A sexual assault was reported to the Trinity University Police Department in mid-September, citing an incident that allegedly happened on Aug. 24 in South Residence Hall. In the two months that have passed since the alleged assault took place, a confusing maze of intersecting federal regulations and institutional sexual assault policies have generated rampant rumors and speculation around campus.
The Report and Investigation
According to a federal Title IX update, generated on April 4, 2011, by the United States Department of Education, a letter, commonly referred to as the “Dear Colleague Letter,” was created to ensure that all universities pursue allegations of sexual misconduct, regardless of who reports the misconduct.
“If a school knows or reasonably should know about student-on-student harassment that creates a hostile environment, Title IX requires the school to take immediate action to eliminate the harassment, prevent its recurrence, and address its effects,” states the “Dear Colleague” letter.
Not only does the university have to pursue any sexual assault reports it may hear of, it must also investigate them, even against the expressed wishes of alleged victims. The university will lose federal funding if it does not comply with the letter.
“If the complainant requests confidentiality or asks that the complaint not be pursued, the school should take all reasonable steps to investigate and respond to the complaint consistent with the request for confidentiality,” the letter dictates.
Thus, when reports of an alleged sexual assault reached Campus and Community Involvement by mid-September, despite the fact that the alleged victim did not report it and initially requested that the university not take action, staff members were federally required to investigate.
The investigation led to the Trinity University Police Department questioning six male students in relation to the alleged assault. As a result of this questioning, on Oct. 5 the six students were brought before the University Conduct Board on allegations that they violated Trinity’s sexual misconduct policy and the university’s respect for others policy, a policy listed in the University Standards of Conduct.
Trinity’s sexual misconduct policy is a document that presents a comprehensive definition of sexual misconduct. The definition takes into consideration consent, force, coercion and incapacitation, and states specifically that non-consensual sexual contact, non-consensual sexual intercourse and sexual exploitation are all forms of sexual misconduct.

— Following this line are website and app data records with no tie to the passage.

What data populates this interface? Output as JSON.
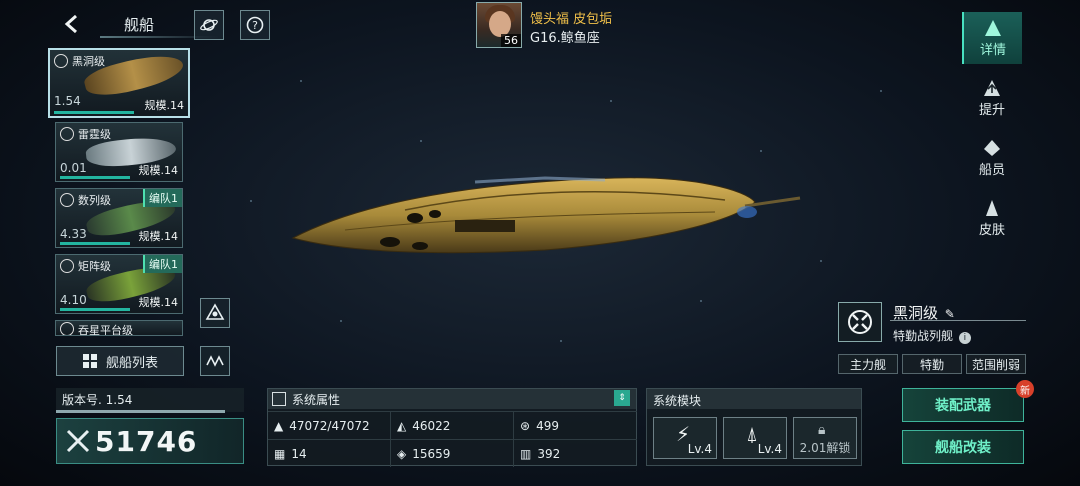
{
  "header": {
    "title": "舰船",
    "back_icon": "back-arrow-icon"
  },
  "commander": {
    "name": "馒头福 皮包垢",
    "level": "56",
    "location": "G16.鲸鱼座"
  },
  "ship_list": [
    {
      "name": "黑洞级",
      "value": "1.54",
      "scale": "规模.14",
      "team": ""
    },
    {
      "name": "雷霆级",
      "value": "0.01",
      "scale": "规模.14",
      "team": ""
    },
    {
      "name": "数列级",
      "value": "4.33",
      "scale": "规模.14",
      "team": "编队1"
    },
    {
      "name": "矩阵级",
      "value": "4.10",
      "scale": "规模.14",
      "team": "编队1"
    },
    {
      "name": "吞星平台级",
      "value": "",
      "scale": "",
      "team": ""
    }
  ],
  "fleet_list_label": "舰船列表",
  "version": {
    "label": "版本号. 1.54",
    "progress": 0.9
  },
  "power": "51746",
  "attributes": {
    "title": "系统属性",
    "items": [
      "47072/47072",
      "46022",
      "499",
      "14",
      "15659",
      "392"
    ]
  },
  "modules": {
    "title": "系统模块",
    "slots": [
      {
        "level": "Lv.4"
      },
      {
        "level": "Lv.4"
      },
      {
        "unlock": "2.01解锁"
      }
    ]
  },
  "actions": {
    "equip": "装配武器",
    "modify": "舰船改装",
    "new_badge": "新"
  },
  "right_tabs": [
    "详情",
    "提升",
    "船员",
    "皮肤"
  ],
  "ship_info": {
    "name": "黑洞级",
    "class": "特勤战列舰",
    "tags": [
      "主力舰",
      "特勤",
      "范围削弱"
    ]
  },
  "colors": {
    "accent": "#48e0c0",
    "gold": "#f2c14a",
    "hull": "#a88a3a"
  }
}
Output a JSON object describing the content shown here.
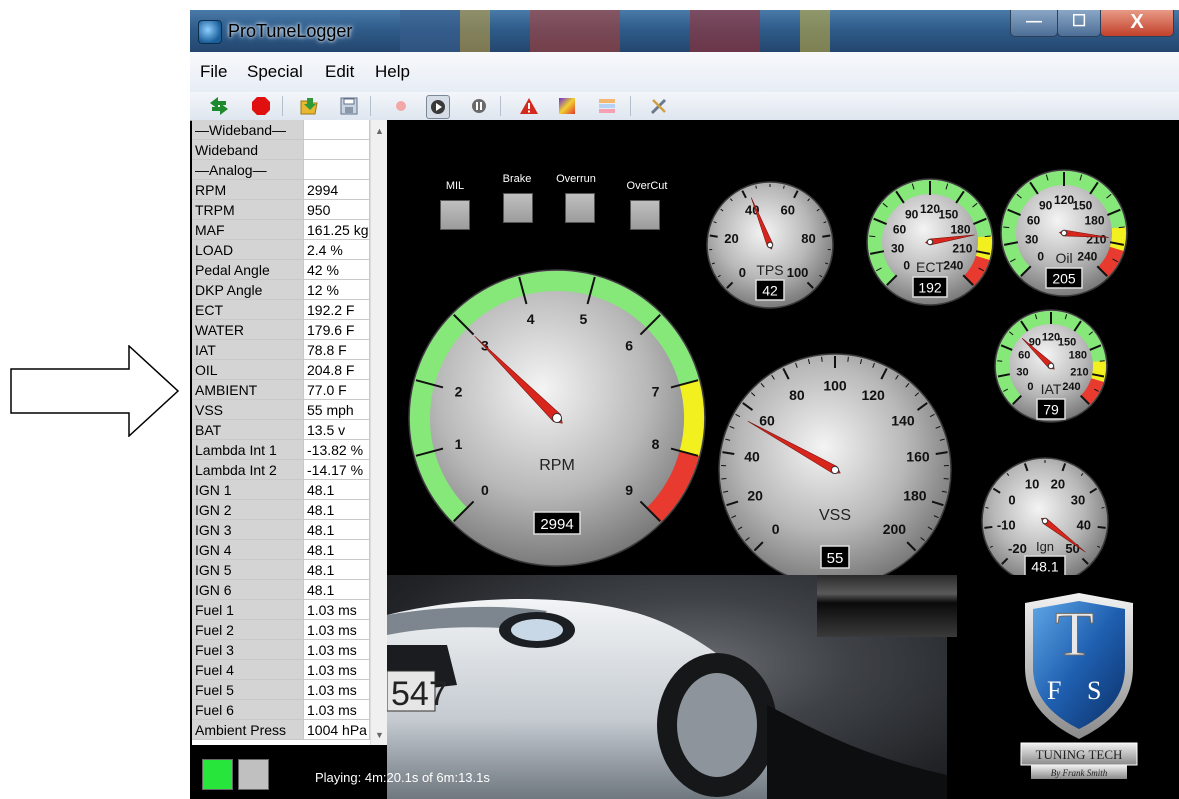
{
  "window": {
    "title": "ProTuneLogger",
    "minimize_glyph": "—",
    "maximize_glyph": "☐",
    "close_glyph": "X"
  },
  "menu": [
    "File",
    "Special",
    "Edit",
    "Help"
  ],
  "toolbar": {
    "icons": [
      "connect-arrows-icon",
      "stop-record-icon",
      "open-file-icon",
      "save-icon",
      "record-icon",
      "play-icon",
      "pause-icon",
      "warning-icon",
      "chart-icon",
      "layers-icon",
      "tools-icon"
    ],
    "selected": "play-icon"
  },
  "signals": [
    {
      "name": "—Wideband—",
      "value": ""
    },
    {
      "name": "Wideband",
      "value": ""
    },
    {
      "name": "—Analog—",
      "value": ""
    },
    {
      "name": "RPM",
      "value": "2994"
    },
    {
      "name": "TRPM",
      "value": "950"
    },
    {
      "name": "MAF",
      "value": "161.25 kg"
    },
    {
      "name": "LOAD",
      "value": "2.4 %"
    },
    {
      "name": "Pedal Angle",
      "value": "42 %"
    },
    {
      "name": "DKP Angle",
      "value": "12 %"
    },
    {
      "name": "ECT",
      "value": "192.2 F"
    },
    {
      "name": "WATER",
      "value": "179.6 F"
    },
    {
      "name": "IAT",
      "value": "78.8 F"
    },
    {
      "name": "OIL",
      "value": "204.8 F"
    },
    {
      "name": "AMBIENT",
      "value": "77.0 F"
    },
    {
      "name": "VSS",
      "value": "55 mph"
    },
    {
      "name": "BAT",
      "value": "13.5 v"
    },
    {
      "name": "Lambda Int 1",
      "value": "-13.82 %"
    },
    {
      "name": "Lambda Int 2",
      "value": "-14.17 %"
    },
    {
      "name": "IGN 1",
      "value": "48.1"
    },
    {
      "name": "IGN 2",
      "value": "48.1"
    },
    {
      "name": "IGN 3",
      "value": "48.1"
    },
    {
      "name": "IGN 4",
      "value": "48.1"
    },
    {
      "name": "IGN 5",
      "value": "48.1"
    },
    {
      "name": "IGN 6",
      "value": "48.1"
    },
    {
      "name": "Fuel 1",
      "value": "1.03 ms"
    },
    {
      "name": "Fuel 2",
      "value": "1.03 ms"
    },
    {
      "name": "Fuel 3",
      "value": "1.03 ms"
    },
    {
      "name": "Fuel 4",
      "value": "1.03 ms"
    },
    {
      "name": "Fuel 5",
      "value": "1.03 ms"
    },
    {
      "name": "Fuel 6",
      "value": "1.03 ms"
    },
    {
      "name": "Ambient Press",
      "value": "1004 hPa"
    }
  ],
  "lamps": [
    "MIL",
    "Brake",
    "Overrun",
    "OverCut"
  ],
  "gauges": {
    "rpm": {
      "label": "RPM",
      "display": "2994",
      "ticks": [
        "0",
        "1",
        "2",
        "3",
        "4",
        "5",
        "6",
        "7",
        "8",
        "9"
      ],
      "min": 0,
      "max": 9,
      "value": 2.994,
      "yellow_from": 7,
      "red_from": 8
    },
    "vss": {
      "label": "VSS",
      "display": "55",
      "ticks": [
        "0",
        "20",
        "40",
        "60",
        "80",
        "100",
        "120",
        "140",
        "160",
        "180",
        "200"
      ],
      "min": 0,
      "max": 200,
      "value": 55
    },
    "tps": {
      "label": "TPS",
      "display": "42",
      "ticks": [
        "0",
        "20",
        "40",
        "60",
        "80",
        "100"
      ],
      "min": 0,
      "max": 100,
      "value": 42
    },
    "ect": {
      "label": "ECT",
      "display": "192",
      "ticks": [
        "0",
        "30",
        "60",
        "90",
        "120",
        "150",
        "180",
        "210",
        "240"
      ],
      "min": 0,
      "max": 240,
      "value": 192,
      "yellow_from": 195,
      "red_from": 215
    },
    "oil": {
      "label": "Oil",
      "display": "205",
      "ticks": [
        "0",
        "30",
        "60",
        "90",
        "120",
        "150",
        "180",
        "210",
        "240"
      ],
      "min": 0,
      "max": 240,
      "value": 205,
      "yellow_from": 195,
      "red_from": 215
    },
    "iat": {
      "label": "IAT",
      "display": "79",
      "ticks": [
        "0",
        "30",
        "60",
        "90",
        "120",
        "150",
        "180",
        "210",
        "240"
      ],
      "min": 0,
      "max": 240,
      "value": 79,
      "yellow_from": 195,
      "red_from": 215
    },
    "ign": {
      "label": "Ign",
      "display": "48.1",
      "ticks": [
        "-20",
        "-10",
        "0",
        "10",
        "20",
        "30",
        "40",
        "50"
      ],
      "min": -20,
      "max": 50,
      "value": 48.1
    }
  },
  "car_plate_text": "547",
  "logo": {
    "letters": [
      "T",
      "F",
      "S"
    ],
    "brand": "TUNING TECH",
    "byline": "By Frank Smith"
  },
  "status": {
    "text": "Playing: 4m:20.1s of 6m:13.1s",
    "indicator_active_color": "#27e53a",
    "indicator_inactive_color": "#c0c0c0"
  },
  "colors": {
    "arc_green": "#86e879",
    "arc_yellow": "#f3f020",
    "arc_red": "#e83a2e",
    "needle": "#d8261c"
  }
}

The document includes the following summary of sexual misconduct: “In order for individuals to engage in sexual activity of any type with each other, there must be clear, knowing and voluntary consent prior to and during sexual activity. Consent is sexual permission. Consent can be given by word or action, but non-verbal consent is not as clear as talking about what you want sexually and what you don’t. Consent to some form of sexual activity cannot be automatically taken as consent to any other form of sexual activity. Silence – without actions demonstrating permission – cannot be assumed to show consent.”
Hearing and Sanctioning

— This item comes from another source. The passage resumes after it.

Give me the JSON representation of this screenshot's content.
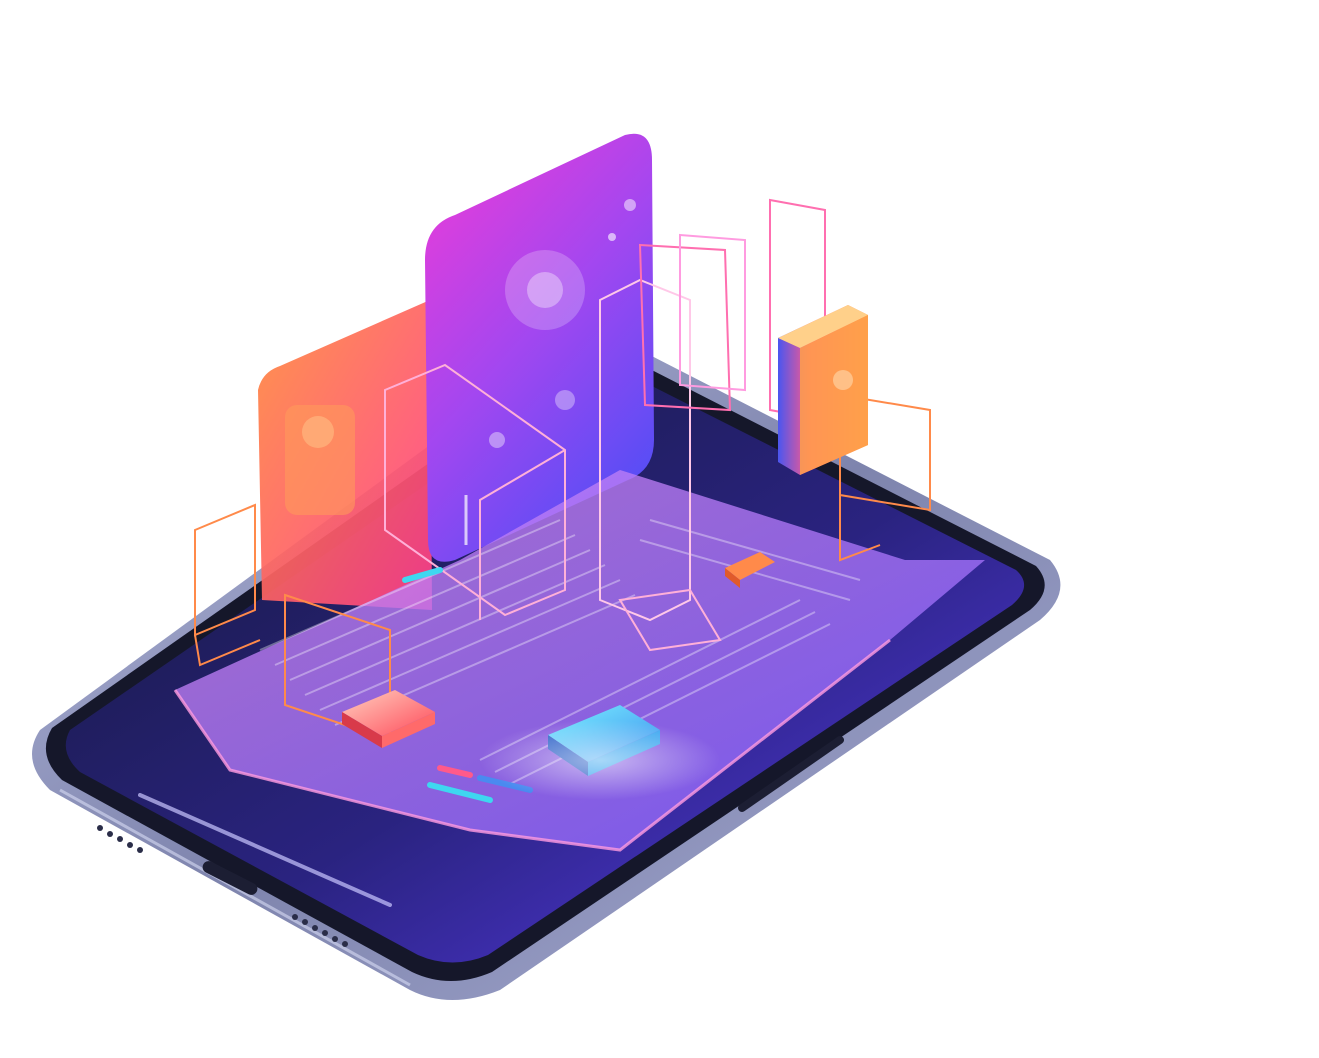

The University Conduct Board is a board chaired by the dean of students and composed of a faculty member, a Student Affairs staff member and a student currently serving on the Student Conduct Board. Only the faculty member, Student Affairs staff member and Student Conduct Board member are allowed to vote on hearings.
During a University Conduct Board hearing, each student – be they the alleged victim(s) or the alleged attacker(s) – are entitled to one support person and any legal counsel they may want.
When hearing a sexual assault case, the University Conduct Board relies on the “greater weight of the credible evidence presented at the hearing” to determine responsibility as stated in the university’s sexual assault webpage. The page also states that “the board reserves the right to determine if such evidence is credible on its face or could potentially be subject to rebuttal, and thus be of questionable value.”
As a result of the hearing on Oct. 5, two of the six students were found to be in violation of both the sexual misconduct policy and the respect for others policy. They were both expelled. Because of the expulsion, the students were forced to move out of their dorms and could not attend any school activities other than classes. The remaining four students were all found to be in violation of the respect for others policy and were placed on probation.
Per university policy, all sanctioned individuals are eligible to submit a written appeal within five days of their sanctioning. The appeal must be based on “clearing erroneous findings of fact; significant procedural irregularities that denied the student a fair hearing; substantial new information not available at the time of the original hearing; the information presented at the hearing was clearly insufficient to support the finding; and the sanction is unreasonably harsh or lenient,” according the Conduct Review Board’s page on the Trinity website.
In this particular case, three of the alleged attackers decided to appeal their sanctions. The two students found in violation of the sexual misconduct policy successfully appealed this sanction; Therefore on Oct. 25, the decision was overturned and they were promptly reinstated as students. Additionally, one of the students found in violation of the respect for others policy successfully appealed the sanction. It was overturned, and the probation was dropped.
TUPD turned the case over to the San Antonio district attorney’s office. According to Paul Chapa, chief of Trinity University police, the responsibility of the university police department is to conduct a preliminary investigation, then submit any findings to either the district attorney’s office, the campus judicial process or both.
The case was then closed by the DA’s office for unknown reasons, as the office declined to comment on the situation, citing privacy reasons. TUPD declined to comment on the case as well for similar confidentiality reasons.